The inscription on one side reads, 'Chaxian Qingluoan Shen Zhuozhang cangwan', which may be translated as: 'Immortal Raft from the pleasure items collected by Shen Zhuozhang of the Qingluoan (studio name)'. The name of the collector Shen Zhuozhang appears to be unrecorded.
The inscription on the reverse reads, Guichou nian eryue Songchuang tiji, 'Composed by Songchuang in the second month of the guichou year', and followed by a two-character seal, Duanyou ke, 'Carved by Duanyou'. The inscription, in this instance, records two artists: the first is that of Duanyou who is likely to be that of Chen Duanyou (1891-1959) who trained as a carver of inkstones. The second artist is likely to be the archeologist and carver of seal scripts, Zhu Deyi (1871-1942), whose designation was known as 'Songchuang'. As such, the cyclical guichou year inscribed on this side of the raft corresponds to 1913.

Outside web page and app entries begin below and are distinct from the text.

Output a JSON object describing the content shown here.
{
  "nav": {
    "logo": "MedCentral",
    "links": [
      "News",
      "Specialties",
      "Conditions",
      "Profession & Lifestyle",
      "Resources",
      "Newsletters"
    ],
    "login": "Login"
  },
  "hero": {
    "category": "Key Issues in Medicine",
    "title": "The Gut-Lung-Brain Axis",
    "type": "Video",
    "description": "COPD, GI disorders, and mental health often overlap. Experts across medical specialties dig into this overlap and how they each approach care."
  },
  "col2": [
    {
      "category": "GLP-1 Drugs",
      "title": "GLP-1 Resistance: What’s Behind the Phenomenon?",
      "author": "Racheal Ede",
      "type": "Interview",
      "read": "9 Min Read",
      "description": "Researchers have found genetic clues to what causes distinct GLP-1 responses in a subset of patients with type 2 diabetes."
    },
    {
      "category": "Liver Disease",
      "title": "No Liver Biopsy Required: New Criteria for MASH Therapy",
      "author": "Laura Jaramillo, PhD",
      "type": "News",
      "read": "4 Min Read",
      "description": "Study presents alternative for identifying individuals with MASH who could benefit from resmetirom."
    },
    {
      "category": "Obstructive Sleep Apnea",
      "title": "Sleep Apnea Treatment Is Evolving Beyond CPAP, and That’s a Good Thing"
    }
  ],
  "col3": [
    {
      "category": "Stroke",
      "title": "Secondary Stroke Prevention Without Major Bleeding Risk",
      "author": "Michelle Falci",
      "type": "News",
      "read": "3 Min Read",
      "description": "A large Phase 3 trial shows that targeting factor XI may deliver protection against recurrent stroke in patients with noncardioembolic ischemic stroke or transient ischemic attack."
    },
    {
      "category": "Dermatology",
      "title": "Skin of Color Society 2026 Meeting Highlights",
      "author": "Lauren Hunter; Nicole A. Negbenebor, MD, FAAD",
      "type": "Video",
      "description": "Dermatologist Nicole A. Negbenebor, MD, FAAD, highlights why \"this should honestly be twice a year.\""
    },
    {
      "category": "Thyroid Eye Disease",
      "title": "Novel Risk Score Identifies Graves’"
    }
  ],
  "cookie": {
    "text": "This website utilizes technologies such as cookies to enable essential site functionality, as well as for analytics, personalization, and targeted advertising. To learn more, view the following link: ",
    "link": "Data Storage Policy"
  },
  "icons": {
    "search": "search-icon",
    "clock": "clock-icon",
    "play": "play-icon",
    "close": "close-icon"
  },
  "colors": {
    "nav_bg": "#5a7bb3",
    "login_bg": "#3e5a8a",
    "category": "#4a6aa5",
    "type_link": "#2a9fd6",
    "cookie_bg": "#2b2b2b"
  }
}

The figure on the raft is an idealised depiction of the Han dynasty imperial envoy and traveller, Zhang Qian. His travels were later embellished into legendary poems in which he is said to have travelled in search of the source of the Yellow River and found himself floating on the Milky Way ('River of Heaven') where he caught sight of the Weaving Maiden and the Cowherd, two mythical lovers separated by the Milky Way. The subject of this rhinoceros horn cup, Zhang Qian in his log boat, was a popular theme during the late Ming and early Qing periods and can be seen in other rhinoceros horn carvings of the period. This small group of around twenty examples of varying size and with different interpretations of the figure form one of the most complex and interesting forms of rhinoceros horn carving.
In order to achieve the unusual hollowed horizontal form, the horn would initially have been soaked to render the material pliable, then slit along the short side of the horn and hollowed out to form the receptacle. In the case of the present carving, a section of the side wall near the base has been cut and bent upwards to form the figure of Zhang Qian resting on a bridge and to act as a structural support to the thin walls of the vessel.

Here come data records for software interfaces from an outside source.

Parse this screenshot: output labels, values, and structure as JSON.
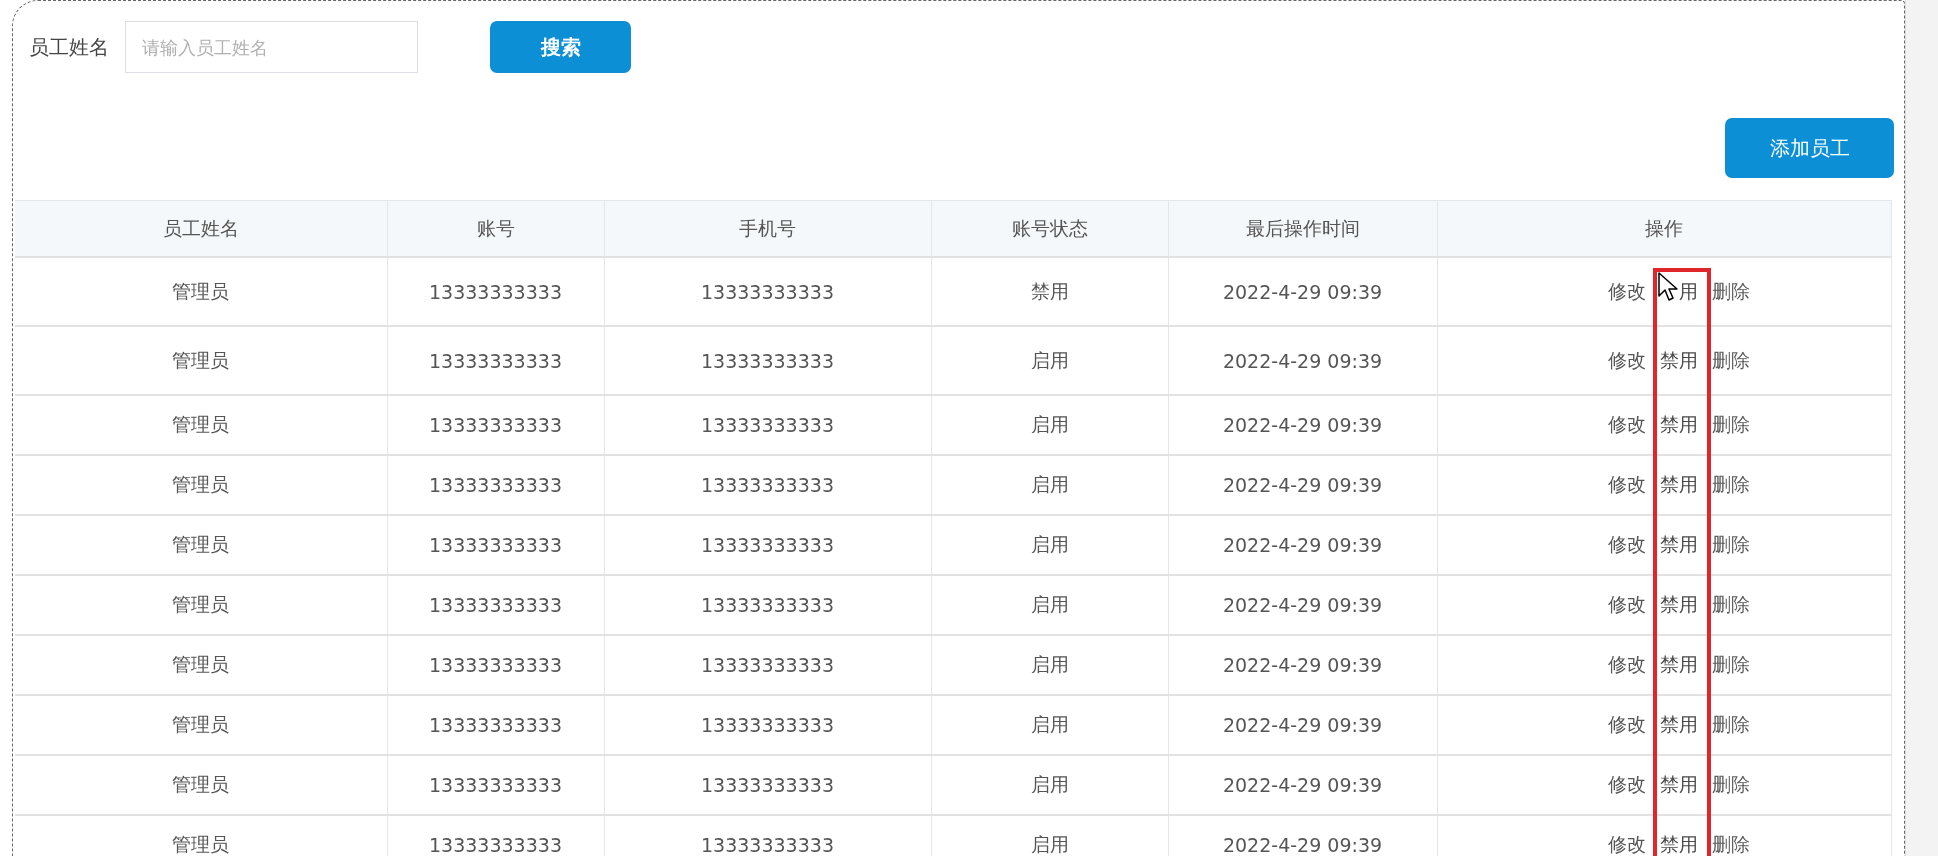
{
  "search": {
    "label": "员工姓名",
    "placeholder": "请输入员工姓名",
    "button": "搜索"
  },
  "add_button": "添加员工",
  "table": {
    "columns": [
      "员工姓名",
      "账号",
      "手机号",
      "账号状态",
      "最后操作时间",
      "操作"
    ],
    "rows": [
      {
        "name": "管理员",
        "account": "13333333333",
        "phone": "13333333333",
        "status": "禁用",
        "time": "2022-4-29 09:39",
        "actions": [
          {
            "kind": "edit",
            "label": "修改"
          },
          {
            "kind": "toggle",
            "label": "用"
          },
          {
            "kind": "delete",
            "label": "删除"
          }
        ]
      },
      {
        "name": "管理员",
        "account": "13333333333",
        "phone": "13333333333",
        "status": "启用",
        "time": "2022-4-29 09:39",
        "actions": [
          {
            "kind": "edit",
            "label": "修改"
          },
          {
            "kind": "toggle",
            "label": "禁用"
          },
          {
            "kind": "delete",
            "label": "删除"
          }
        ]
      },
      {
        "name": "管理员",
        "account": "13333333333",
        "phone": "13333333333",
        "status": "启用",
        "time": "2022-4-29 09:39",
        "actions": [
          {
            "kind": "edit",
            "label": "修改"
          },
          {
            "kind": "toggle",
            "label": "禁用"
          },
          {
            "kind": "delete",
            "label": "删除"
          }
        ]
      },
      {
        "name": "管理员",
        "account": "13333333333",
        "phone": "13333333333",
        "status": "启用",
        "time": "2022-4-29 09:39",
        "actions": [
          {
            "kind": "edit",
            "label": "修改"
          },
          {
            "kind": "toggle",
            "label": "禁用"
          },
          {
            "kind": "delete",
            "label": "删除"
          }
        ]
      },
      {
        "name": "管理员",
        "account": "13333333333",
        "phone": "13333333333",
        "status": "启用",
        "time": "2022-4-29 09:39",
        "actions": [
          {
            "kind": "edit",
            "label": "修改"
          },
          {
            "kind": "toggle",
            "label": "禁用"
          },
          {
            "kind": "delete",
            "label": "删除"
          }
        ]
      },
      {
        "name": "管理员",
        "account": "13333333333",
        "phone": "13333333333",
        "status": "启用",
        "time": "2022-4-29 09:39",
        "actions": [
          {
            "kind": "edit",
            "label": "修改"
          },
          {
            "kind": "toggle",
            "label": "禁用"
          },
          {
            "kind": "delete",
            "label": "删除"
          }
        ]
      },
      {
        "name": "管理员",
        "account": "13333333333",
        "phone": "13333333333",
        "status": "启用",
        "time": "2022-4-29 09:39",
        "actions": [
          {
            "kind": "edit",
            "label": "修改"
          },
          {
            "kind": "toggle",
            "label": "禁用"
          },
          {
            "kind": "delete",
            "label": "删除"
          }
        ]
      },
      {
        "name": "管理员",
        "account": "13333333333",
        "phone": "13333333333",
        "status": "启用",
        "time": "2022-4-29 09:39",
        "actions": [
          {
            "kind": "edit",
            "label": "修改"
          },
          {
            "kind": "toggle",
            "label": "禁用"
          },
          {
            "kind": "delete",
            "label": "删除"
          }
        ]
      },
      {
        "name": "管理员",
        "account": "13333333333",
        "phone": "13333333333",
        "status": "启用",
        "time": "2022-4-29 09:39",
        "actions": [
          {
            "kind": "edit",
            "label": "修改"
          },
          {
            "kind": "toggle",
            "label": "禁用"
          },
          {
            "kind": "delete",
            "label": "删除"
          }
        ]
      },
      {
        "name": "管理员",
        "account": "13333333333",
        "phone": "13333333333",
        "status": "启用",
        "time": "2022-4-29 09:39",
        "actions": [
          {
            "kind": "edit",
            "label": "修改"
          },
          {
            "kind": "toggle",
            "label": "禁用"
          },
          {
            "kind": "delete",
            "label": "删除"
          }
        ]
      }
    ],
    "highlight_box": {
      "visible": true
    },
    "cursor": {
      "visible": true
    }
  }
}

The Palace Museum in Beijing holds three examples of Zhang Qian raft vessels, all of which are illustrated in Bamboo, Wood, Ivory and Rhinoceros Horn Carvings, The Complete Collection of Treasures of the Palace Museum, vol. 44, Hong Kong, 2002, nos. 118, 119 and 120. Several further examples from this group are illustrated by T. Fok, Connoisseurship of Rhinoceros Horn Carving in China, Hong Kong, 1999: no. 70, in the collection of the Shanghai Museum; no. 71, in the collection of the Harvard University Art Museum; no. 72, in the collection of Madam Dora Wong; no. 73, in the collection of Mrs. Angela Chua, formerly in the Arthur M. Sackler Collection and sold at Christie's Hong Kong, 1 December 1994, lot 17; and no. 74, in the Franklin Chow Collection. J. Chapman discusses the group in detail and cites further examples in the Chester Beatty Library, Dublin (who hold a total of four examples); the National Palace Museum, Taipei; the Ostasiatiska Museet Stockholm; the Asian Art Museum, San Francisco; and the Musee des Arts Decoratifs, Paris. Another well-known example is the H.M. King Gustaf VI Adolf of Sweden, The British Museum, 1972, p. 119, no. 186.

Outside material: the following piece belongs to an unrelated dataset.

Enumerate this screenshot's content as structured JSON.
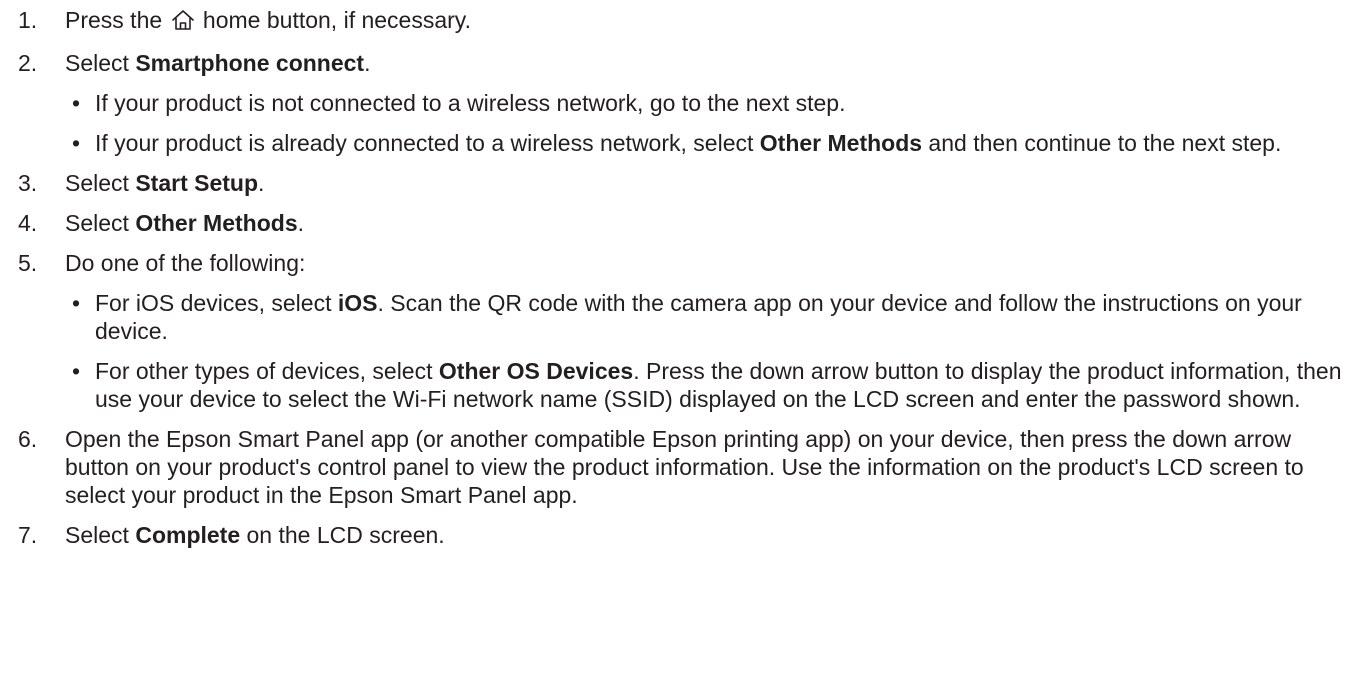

All of the published examples are slightly different, not only in the manner in which the hollow log is carved but also in the carving of Zhang Qian, and in what he holds. In some examples he holds a fly whisk, in some a ruyi sceptre, in others a book and in the Shanghai example a book as well as a lotus stem.
It is possible that these carvings were inspired by the famous silver example formerly in the collection of the late Lady Percival David. It is inscribed with a poem and the artist's seal, Bishan, denoting Zhu Bishan, a silversmith working during the 14th century, and was included in the exhibition, Chinese Art under the Mongols: The Yuan Dynasty (1279-1368), Cleveland Museum of Art, 1968, no. 37.